(Given information):
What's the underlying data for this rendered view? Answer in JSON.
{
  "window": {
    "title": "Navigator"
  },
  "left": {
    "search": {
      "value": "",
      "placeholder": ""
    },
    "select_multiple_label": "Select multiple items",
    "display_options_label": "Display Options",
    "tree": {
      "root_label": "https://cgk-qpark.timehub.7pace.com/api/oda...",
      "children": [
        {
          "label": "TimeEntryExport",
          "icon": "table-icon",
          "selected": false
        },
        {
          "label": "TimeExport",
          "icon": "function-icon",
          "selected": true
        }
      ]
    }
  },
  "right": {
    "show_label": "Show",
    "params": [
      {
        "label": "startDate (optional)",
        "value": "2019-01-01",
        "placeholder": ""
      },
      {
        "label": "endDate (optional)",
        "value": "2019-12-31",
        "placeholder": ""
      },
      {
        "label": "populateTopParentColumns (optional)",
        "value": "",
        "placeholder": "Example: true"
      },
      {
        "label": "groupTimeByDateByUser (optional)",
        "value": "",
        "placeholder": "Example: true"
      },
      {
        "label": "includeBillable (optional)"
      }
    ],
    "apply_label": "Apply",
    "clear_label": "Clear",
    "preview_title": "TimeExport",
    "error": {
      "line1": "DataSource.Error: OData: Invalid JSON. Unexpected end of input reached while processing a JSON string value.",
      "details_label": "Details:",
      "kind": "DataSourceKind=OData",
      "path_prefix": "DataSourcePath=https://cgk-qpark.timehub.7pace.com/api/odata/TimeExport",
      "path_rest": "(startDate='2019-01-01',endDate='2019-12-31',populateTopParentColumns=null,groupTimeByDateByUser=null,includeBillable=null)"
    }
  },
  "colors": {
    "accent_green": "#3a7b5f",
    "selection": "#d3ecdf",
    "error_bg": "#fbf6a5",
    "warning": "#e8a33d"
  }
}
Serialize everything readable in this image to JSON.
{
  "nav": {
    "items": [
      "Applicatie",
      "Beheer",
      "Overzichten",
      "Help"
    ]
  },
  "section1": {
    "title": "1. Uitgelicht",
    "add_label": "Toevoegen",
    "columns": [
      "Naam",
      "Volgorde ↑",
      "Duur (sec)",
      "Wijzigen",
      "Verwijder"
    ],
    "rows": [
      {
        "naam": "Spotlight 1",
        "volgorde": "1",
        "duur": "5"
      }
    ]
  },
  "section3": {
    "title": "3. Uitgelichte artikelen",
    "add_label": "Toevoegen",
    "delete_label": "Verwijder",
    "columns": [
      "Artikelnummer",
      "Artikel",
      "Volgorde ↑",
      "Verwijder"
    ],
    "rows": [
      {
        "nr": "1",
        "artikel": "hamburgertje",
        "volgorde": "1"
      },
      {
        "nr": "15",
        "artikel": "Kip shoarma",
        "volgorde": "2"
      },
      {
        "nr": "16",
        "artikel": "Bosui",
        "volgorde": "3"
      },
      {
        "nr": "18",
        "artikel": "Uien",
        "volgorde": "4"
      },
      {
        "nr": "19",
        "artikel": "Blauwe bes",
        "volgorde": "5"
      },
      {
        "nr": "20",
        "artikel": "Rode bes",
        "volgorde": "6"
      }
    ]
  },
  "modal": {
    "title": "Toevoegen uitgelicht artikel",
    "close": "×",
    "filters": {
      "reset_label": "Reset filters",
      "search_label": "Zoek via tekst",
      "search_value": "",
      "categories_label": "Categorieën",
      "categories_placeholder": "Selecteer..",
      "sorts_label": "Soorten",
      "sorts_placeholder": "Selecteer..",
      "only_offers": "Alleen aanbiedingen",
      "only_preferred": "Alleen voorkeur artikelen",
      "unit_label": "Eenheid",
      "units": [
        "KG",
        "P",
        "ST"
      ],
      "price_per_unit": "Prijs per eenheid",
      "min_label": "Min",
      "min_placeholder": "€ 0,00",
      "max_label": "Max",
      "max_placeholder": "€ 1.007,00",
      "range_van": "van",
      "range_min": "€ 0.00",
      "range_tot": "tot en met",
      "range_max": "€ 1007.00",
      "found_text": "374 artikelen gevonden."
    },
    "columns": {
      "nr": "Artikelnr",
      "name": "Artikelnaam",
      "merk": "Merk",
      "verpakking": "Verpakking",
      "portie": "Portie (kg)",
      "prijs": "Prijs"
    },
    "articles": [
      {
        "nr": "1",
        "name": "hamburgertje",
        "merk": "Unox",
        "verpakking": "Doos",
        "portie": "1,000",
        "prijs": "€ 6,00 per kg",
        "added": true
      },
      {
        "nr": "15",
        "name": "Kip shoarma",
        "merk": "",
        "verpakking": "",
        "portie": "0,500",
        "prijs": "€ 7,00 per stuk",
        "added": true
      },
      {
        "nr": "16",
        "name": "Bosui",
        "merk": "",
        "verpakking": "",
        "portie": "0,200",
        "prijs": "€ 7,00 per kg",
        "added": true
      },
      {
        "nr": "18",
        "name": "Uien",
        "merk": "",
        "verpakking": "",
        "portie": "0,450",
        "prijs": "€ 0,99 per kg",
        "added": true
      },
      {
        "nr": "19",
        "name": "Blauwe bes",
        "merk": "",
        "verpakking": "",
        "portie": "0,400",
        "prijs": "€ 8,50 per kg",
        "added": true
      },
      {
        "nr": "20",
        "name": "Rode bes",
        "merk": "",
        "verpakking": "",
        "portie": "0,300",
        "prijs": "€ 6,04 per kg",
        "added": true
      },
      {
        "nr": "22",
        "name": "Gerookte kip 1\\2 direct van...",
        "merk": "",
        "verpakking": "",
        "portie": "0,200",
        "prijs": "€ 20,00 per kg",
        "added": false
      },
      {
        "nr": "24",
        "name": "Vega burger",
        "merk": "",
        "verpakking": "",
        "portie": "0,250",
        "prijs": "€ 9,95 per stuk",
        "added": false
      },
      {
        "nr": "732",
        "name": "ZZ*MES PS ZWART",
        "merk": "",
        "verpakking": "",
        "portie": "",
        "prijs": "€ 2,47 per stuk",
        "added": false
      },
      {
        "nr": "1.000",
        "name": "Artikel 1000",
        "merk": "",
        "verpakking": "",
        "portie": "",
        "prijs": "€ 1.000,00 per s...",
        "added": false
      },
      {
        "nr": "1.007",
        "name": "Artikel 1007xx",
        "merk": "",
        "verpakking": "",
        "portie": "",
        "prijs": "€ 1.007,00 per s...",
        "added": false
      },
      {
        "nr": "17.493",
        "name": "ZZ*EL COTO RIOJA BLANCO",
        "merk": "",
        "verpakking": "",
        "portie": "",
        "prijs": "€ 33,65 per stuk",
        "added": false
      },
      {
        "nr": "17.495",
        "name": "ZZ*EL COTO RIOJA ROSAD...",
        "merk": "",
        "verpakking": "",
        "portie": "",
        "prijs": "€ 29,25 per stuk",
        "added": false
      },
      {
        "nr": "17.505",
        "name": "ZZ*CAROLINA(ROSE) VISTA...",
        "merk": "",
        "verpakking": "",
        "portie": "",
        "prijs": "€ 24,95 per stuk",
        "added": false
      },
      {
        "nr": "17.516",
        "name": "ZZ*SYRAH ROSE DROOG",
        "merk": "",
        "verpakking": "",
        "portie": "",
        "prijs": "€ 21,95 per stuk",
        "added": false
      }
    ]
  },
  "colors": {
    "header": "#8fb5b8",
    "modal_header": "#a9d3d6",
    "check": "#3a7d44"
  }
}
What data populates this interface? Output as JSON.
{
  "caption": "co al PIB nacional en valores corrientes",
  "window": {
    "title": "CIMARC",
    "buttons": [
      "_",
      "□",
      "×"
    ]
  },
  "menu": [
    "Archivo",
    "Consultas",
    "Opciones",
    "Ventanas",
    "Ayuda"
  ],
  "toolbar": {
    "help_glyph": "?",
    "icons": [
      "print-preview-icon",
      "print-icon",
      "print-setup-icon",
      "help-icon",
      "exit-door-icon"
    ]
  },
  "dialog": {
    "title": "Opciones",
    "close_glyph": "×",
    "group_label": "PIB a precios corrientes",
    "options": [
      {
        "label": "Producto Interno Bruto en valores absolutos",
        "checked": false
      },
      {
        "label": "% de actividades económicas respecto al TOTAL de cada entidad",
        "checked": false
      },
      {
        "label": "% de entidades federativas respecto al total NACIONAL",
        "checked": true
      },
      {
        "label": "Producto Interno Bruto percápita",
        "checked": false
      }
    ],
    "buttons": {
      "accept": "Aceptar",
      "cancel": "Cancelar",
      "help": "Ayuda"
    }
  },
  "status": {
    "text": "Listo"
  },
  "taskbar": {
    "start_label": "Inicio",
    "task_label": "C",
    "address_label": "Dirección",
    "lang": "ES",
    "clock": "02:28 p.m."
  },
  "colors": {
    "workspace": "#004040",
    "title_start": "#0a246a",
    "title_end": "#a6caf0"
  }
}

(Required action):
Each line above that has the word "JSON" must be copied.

(Response to this task):
What's the underlying data for this rendered view? Answer in JSON.
      "line1": "DataSource.Error: OData: Invalid JSON. Unexpected end of input reached while processing a JSON string value.",
Serialize everything readable in this image to JSON.
What data populates this interface? Output as JSON.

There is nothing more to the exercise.